**ASSIGNMENT:** Identify each line in the records below that contains the word "name", and copy it.
※
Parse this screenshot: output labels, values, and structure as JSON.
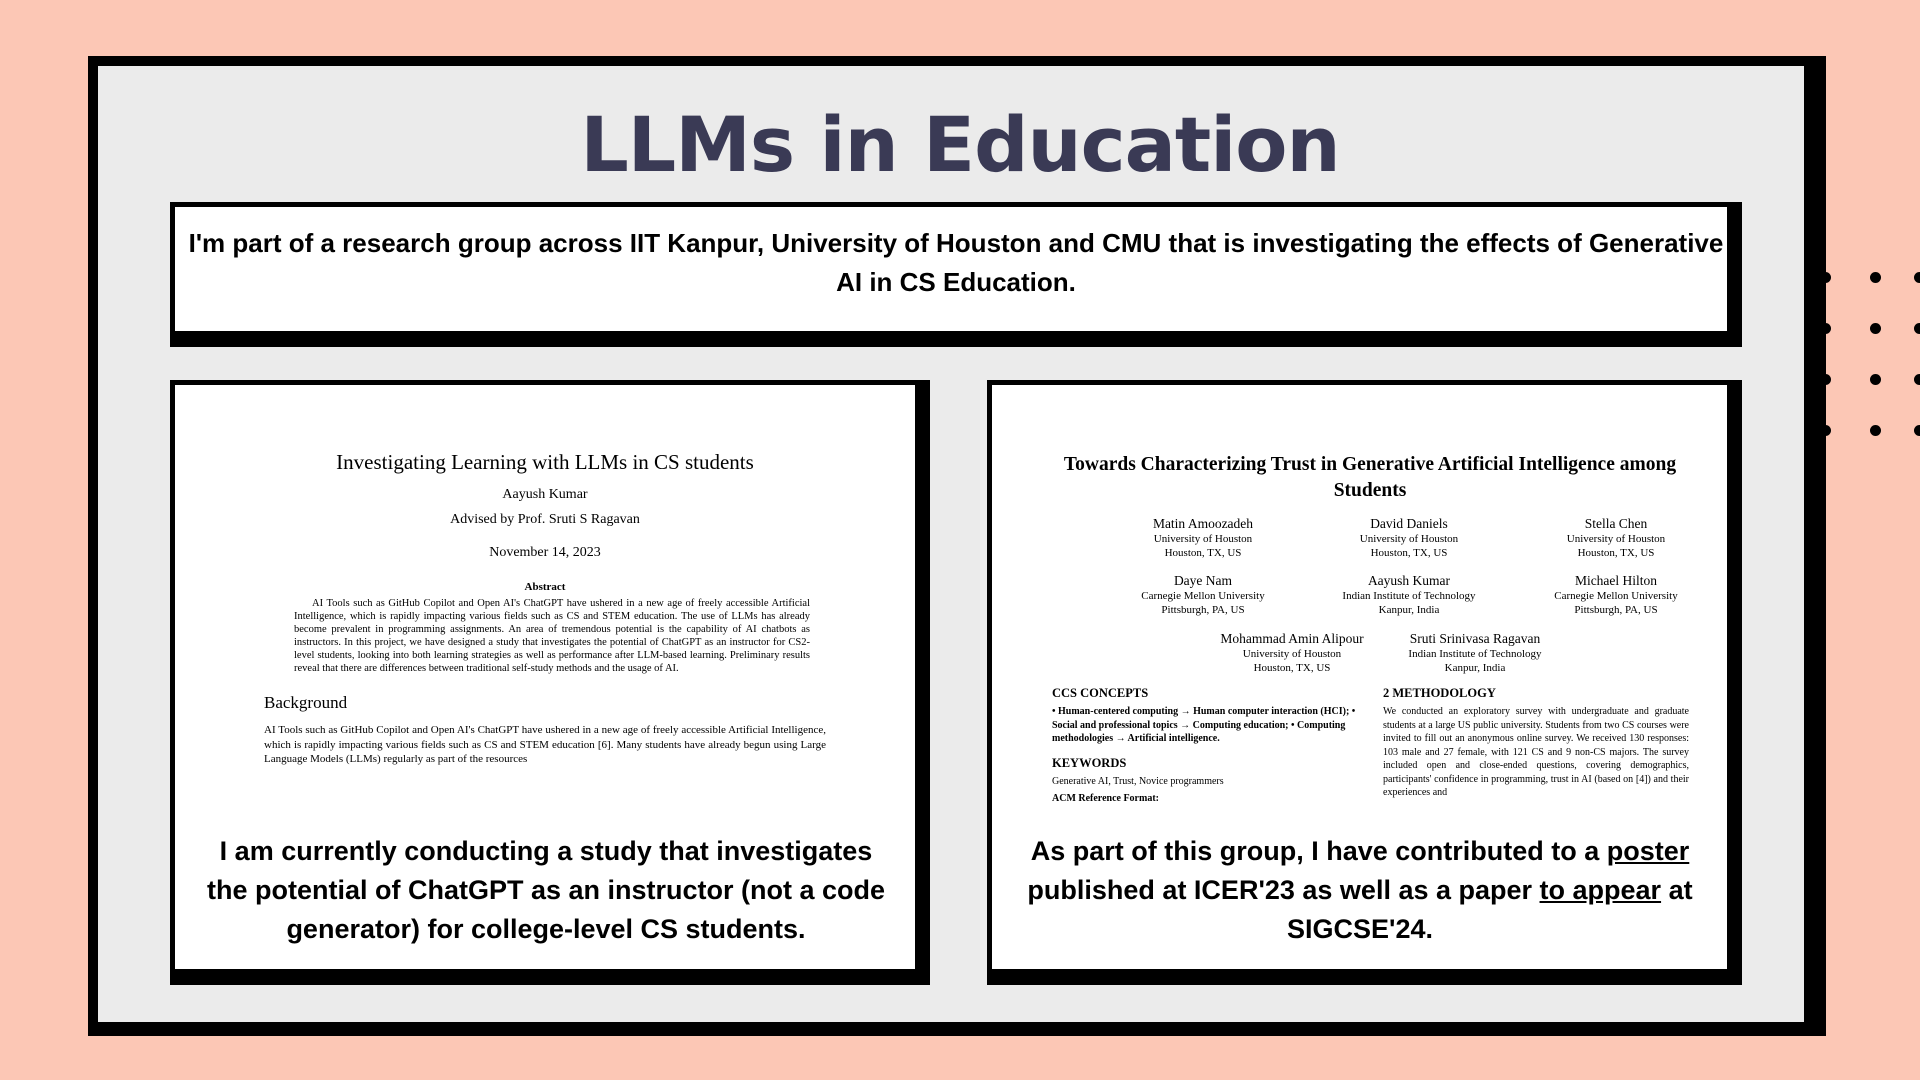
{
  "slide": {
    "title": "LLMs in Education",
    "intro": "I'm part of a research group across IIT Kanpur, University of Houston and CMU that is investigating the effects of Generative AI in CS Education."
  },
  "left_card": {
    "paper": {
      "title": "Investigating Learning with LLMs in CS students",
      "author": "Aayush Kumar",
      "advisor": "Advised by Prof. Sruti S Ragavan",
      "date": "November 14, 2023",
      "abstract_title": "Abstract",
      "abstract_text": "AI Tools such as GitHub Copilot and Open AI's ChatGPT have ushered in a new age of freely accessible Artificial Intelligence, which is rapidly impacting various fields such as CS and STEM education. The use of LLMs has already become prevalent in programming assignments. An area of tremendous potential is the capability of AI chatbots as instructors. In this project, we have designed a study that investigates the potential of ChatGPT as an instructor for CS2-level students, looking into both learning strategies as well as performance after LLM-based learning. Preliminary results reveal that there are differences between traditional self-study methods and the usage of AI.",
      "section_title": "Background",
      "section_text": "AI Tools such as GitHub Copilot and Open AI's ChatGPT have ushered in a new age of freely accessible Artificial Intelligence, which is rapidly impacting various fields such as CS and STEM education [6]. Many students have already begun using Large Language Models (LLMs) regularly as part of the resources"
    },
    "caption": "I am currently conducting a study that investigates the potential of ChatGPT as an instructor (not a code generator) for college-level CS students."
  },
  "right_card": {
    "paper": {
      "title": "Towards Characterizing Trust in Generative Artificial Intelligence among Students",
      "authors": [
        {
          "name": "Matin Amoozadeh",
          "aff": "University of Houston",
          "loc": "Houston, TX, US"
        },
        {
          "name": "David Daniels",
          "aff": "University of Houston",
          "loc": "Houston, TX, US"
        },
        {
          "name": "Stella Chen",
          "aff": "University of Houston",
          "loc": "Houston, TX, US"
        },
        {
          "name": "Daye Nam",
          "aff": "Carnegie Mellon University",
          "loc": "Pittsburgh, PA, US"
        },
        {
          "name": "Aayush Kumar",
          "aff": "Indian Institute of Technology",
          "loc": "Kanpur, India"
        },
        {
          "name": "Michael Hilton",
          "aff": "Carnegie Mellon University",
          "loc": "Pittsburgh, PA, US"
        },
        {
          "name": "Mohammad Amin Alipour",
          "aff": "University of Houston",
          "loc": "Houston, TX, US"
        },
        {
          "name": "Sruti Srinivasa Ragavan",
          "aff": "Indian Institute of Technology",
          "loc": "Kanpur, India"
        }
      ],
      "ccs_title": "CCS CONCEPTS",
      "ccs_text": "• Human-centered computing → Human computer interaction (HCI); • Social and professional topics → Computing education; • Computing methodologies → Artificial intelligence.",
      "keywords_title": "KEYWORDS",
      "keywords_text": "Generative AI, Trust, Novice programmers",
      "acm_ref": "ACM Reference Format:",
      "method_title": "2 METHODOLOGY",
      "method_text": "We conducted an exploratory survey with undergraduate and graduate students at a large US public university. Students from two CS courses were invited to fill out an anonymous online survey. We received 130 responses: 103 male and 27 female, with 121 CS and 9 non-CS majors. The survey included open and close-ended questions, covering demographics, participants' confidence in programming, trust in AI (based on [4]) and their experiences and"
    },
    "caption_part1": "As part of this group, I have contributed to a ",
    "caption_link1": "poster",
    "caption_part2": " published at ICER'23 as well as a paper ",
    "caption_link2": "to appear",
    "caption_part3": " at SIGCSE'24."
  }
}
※
**RESULT OF THE TASK:**
          "name": "Matin Amoozadeh",
          "name": "David Daniels",
          "name": "Stella Chen",
          "name": "Daye Nam",
          "name": "Aayush Kumar",
          "name": "Michael Hilton",
          "name": "Mohammad Amin Alipour",
          "name": "Sruti Srinivasa Ragavan",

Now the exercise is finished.